On Feb. 23 the House Business Committee of the Idaho Legislature passed a bill that would eliminate the capital funding source for public access channels like Treasure Valley Community Television. In an unanimous voice vote the committee sent Bill 539 to the full House with a do-pass recommendation.
Currently cable companies like CableOne pay a franchise fee to local governments--more than $1 million to the City of Boise in the last fiscal year--as part of a contract agreement created before services like DirecTV and Dish Network were started. The fee is designed to compensate for the company's wires, which crisscross beneath public land or the public right of way.
According to Ed Lodge with CenturyLink, the 13-page bill would change the way cable providers negotiate contracts with local communities and would open up opportunities for new cable providers, bringing competition and bigger returns for cities. It would also eliminate Public Educational Governmental, or PEG, fees, which make up the majority of funding for local-access channels like TVCTV.
"It has passed in 20 states. They have enacted statewide franchising," said Alex McNish, TVCTV executive director. "We've seen that municipalities have lost money, that franchises have closed.

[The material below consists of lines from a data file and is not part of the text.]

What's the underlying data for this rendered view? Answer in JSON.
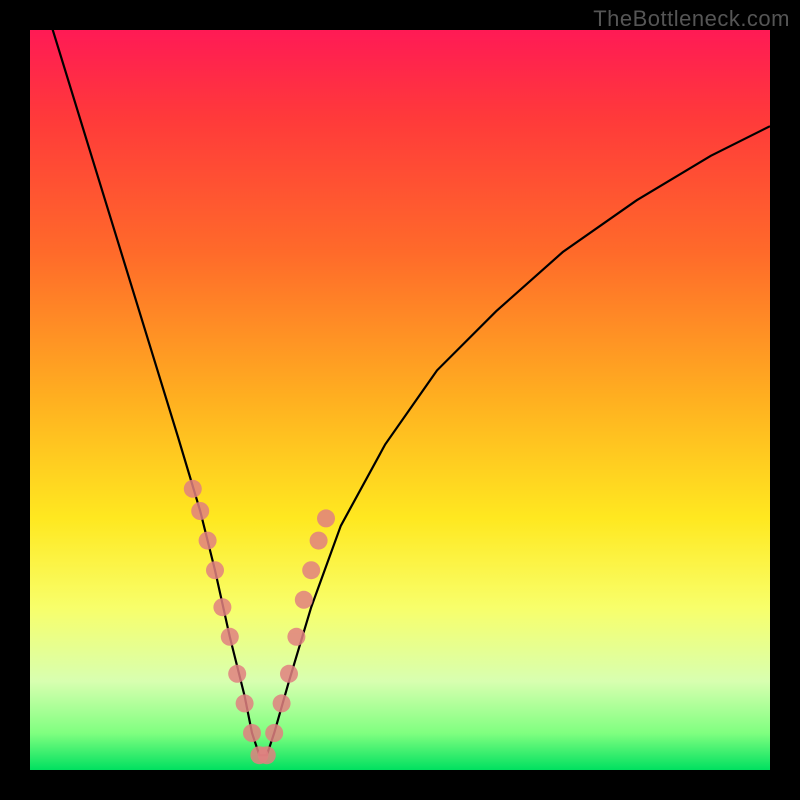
{
  "watermark": "TheBottleneck.com",
  "chart_data": {
    "type": "line",
    "title": "",
    "xlabel": "",
    "ylabel": "",
    "xlim": [
      0,
      100
    ],
    "ylim": [
      0,
      100
    ],
    "series": [
      {
        "name": "bottleneck-curve",
        "x": [
          0,
          4,
          8,
          12,
          16,
          20,
          23,
          25,
          27,
          29,
          30,
          31,
          32,
          33,
          35,
          38,
          42,
          48,
          55,
          63,
          72,
          82,
          92,
          100
        ],
        "values": [
          110,
          97,
          84,
          71,
          58,
          45,
          35,
          27,
          18,
          10,
          5,
          2,
          2,
          5,
          12,
          22,
          33,
          44,
          54,
          62,
          70,
          77,
          83,
          87
        ]
      }
    ],
    "markers": {
      "name": "highlight-dots",
      "color": "#e08080",
      "x": [
        22,
        23,
        24,
        25,
        26,
        27,
        28,
        29,
        30,
        31,
        32,
        33,
        34,
        35,
        36,
        37,
        38,
        39,
        40
      ],
      "values": [
        38,
        35,
        31,
        27,
        22,
        18,
        13,
        9,
        5,
        2,
        2,
        5,
        9,
        13,
        18,
        23,
        27,
        31,
        34
      ]
    }
  }
}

This promise that it would bring competition and bring prices down, instead, rates have increased. I really don't see any benefit other than to the corporation and their bottom line."